I first learned about the concept of CSV from a one-semester elective module offered by the LKYSPP in the last semester of my MPP program. The module was Foreign Policy of Global Businesses. It was facilitated by the late DR. Roger Hayes of APCO, whom I learned a great deal from about the role that businesses could play to address the world’s wicked problems along with governments and civil society. Two Harvard Business School professors first introduced shared value, Michael E. Porter and Mark R. Kramer, in their 2011 seminal Harvard Business Review article, Creating Shared Value.
That’s what we want to practice at Green Network; to create an ecosystem of shared value for sustainable development.
While CSR has made a social impact to some extent as I personally have benefited from, businesses need to pursue the next level of creating social impact beyond compliance, charity, and philanthropy. This can be done by transforming their thinking to be purpose-driven and move that purpose into action by creating shared value in their respective business areas or areas that they find very important.
The narrow conception of capitalism, as Professors Michael E. Porter and Mark R. Kramer put it, has created massive exploitation and destruction for short-term profit maximization at the expense of people and the planet. As one humanity, we all are facing unprecedented challenges of the climate crisis, COVID-19 pandemic, biodiversity loss, natural resources depletion, and inequalities, to name a few that are catastrophic to all of us on Earth. Creating shared value has offered tremendous opportunities for businesses to play an active role as “agents of social change” by solving problems in society through solutions embedded at the core of their businesses that are economically profitable and socially valuable.

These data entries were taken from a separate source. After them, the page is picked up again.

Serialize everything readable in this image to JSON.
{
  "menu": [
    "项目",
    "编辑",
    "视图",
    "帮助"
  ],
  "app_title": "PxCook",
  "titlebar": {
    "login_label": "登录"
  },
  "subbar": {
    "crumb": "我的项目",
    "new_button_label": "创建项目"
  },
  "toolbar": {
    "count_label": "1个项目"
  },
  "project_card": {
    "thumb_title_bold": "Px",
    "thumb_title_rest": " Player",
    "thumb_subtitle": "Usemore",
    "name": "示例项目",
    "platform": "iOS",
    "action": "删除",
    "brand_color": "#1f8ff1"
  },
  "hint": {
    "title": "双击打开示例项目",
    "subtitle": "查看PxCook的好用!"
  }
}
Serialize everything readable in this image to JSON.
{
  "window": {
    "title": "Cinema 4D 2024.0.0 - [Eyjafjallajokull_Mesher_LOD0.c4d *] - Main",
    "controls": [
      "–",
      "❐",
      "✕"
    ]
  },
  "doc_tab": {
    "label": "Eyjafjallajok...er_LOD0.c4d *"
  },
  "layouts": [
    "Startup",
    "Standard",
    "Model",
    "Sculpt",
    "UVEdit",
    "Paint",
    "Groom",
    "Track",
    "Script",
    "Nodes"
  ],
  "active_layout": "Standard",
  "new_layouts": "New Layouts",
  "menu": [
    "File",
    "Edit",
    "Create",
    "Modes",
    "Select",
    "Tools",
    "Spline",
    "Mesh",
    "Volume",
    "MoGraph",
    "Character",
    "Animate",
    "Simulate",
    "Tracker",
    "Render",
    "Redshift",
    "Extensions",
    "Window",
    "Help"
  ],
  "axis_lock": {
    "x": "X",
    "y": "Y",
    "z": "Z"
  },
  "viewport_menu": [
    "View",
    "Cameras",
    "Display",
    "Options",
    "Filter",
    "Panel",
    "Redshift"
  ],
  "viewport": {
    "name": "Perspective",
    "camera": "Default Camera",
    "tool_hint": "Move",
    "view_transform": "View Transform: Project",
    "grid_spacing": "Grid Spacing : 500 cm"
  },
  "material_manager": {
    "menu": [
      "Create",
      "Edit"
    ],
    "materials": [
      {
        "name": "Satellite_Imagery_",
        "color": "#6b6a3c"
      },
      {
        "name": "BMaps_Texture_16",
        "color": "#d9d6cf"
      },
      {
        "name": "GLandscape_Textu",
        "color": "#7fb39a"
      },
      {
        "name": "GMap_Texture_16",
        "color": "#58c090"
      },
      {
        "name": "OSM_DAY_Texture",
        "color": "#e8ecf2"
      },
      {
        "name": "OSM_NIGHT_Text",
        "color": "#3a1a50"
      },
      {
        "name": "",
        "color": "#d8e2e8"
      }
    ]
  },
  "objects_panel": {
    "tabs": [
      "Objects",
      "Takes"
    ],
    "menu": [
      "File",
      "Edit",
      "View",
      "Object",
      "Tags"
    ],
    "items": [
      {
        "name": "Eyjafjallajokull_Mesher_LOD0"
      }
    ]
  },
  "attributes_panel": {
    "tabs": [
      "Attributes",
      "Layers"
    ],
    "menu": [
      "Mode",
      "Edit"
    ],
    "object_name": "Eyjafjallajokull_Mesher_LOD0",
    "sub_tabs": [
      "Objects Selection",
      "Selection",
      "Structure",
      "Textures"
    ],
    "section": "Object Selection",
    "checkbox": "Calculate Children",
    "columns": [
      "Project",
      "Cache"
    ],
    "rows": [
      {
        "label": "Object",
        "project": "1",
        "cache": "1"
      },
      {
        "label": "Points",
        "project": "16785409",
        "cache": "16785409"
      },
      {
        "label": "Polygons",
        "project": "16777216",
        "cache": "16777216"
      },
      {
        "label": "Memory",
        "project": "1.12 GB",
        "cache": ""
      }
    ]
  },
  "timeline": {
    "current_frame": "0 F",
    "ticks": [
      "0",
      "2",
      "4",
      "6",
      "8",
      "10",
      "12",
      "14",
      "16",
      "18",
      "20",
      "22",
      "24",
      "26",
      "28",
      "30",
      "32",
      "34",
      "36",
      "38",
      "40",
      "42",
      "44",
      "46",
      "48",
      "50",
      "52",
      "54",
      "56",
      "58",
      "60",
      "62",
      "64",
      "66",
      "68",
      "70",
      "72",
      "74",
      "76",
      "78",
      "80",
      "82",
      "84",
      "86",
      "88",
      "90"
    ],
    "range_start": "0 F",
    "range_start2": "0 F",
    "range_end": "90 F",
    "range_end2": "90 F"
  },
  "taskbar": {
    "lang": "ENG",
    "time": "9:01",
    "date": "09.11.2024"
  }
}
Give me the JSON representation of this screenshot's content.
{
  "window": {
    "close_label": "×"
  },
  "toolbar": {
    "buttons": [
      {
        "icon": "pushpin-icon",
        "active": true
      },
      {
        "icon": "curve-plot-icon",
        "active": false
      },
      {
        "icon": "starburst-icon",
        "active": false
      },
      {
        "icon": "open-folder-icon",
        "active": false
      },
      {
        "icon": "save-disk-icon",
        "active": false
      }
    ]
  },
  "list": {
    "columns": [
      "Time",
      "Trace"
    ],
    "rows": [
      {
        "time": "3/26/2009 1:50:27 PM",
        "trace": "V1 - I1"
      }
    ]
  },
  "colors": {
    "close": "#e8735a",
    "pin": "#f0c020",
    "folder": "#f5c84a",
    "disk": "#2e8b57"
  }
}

Green Network has reached this level of awareness. We want to help promote the notion that businesses must be a force for good altogether with governments and civil society. That’s why businesses need to transform their policies and practices. The world has witnessed that government and civil society initiatives alone could not tackle the wicked problems that threaten humanity. I believe that integrating businesses into our collective efforts is the only solution to fill the gap. Companies undeniably have been a big part of the problem. It is time they step up to play a role. We want to prove that notion and start from ourselves while advocating for others with our knowledge, skills, and expertise.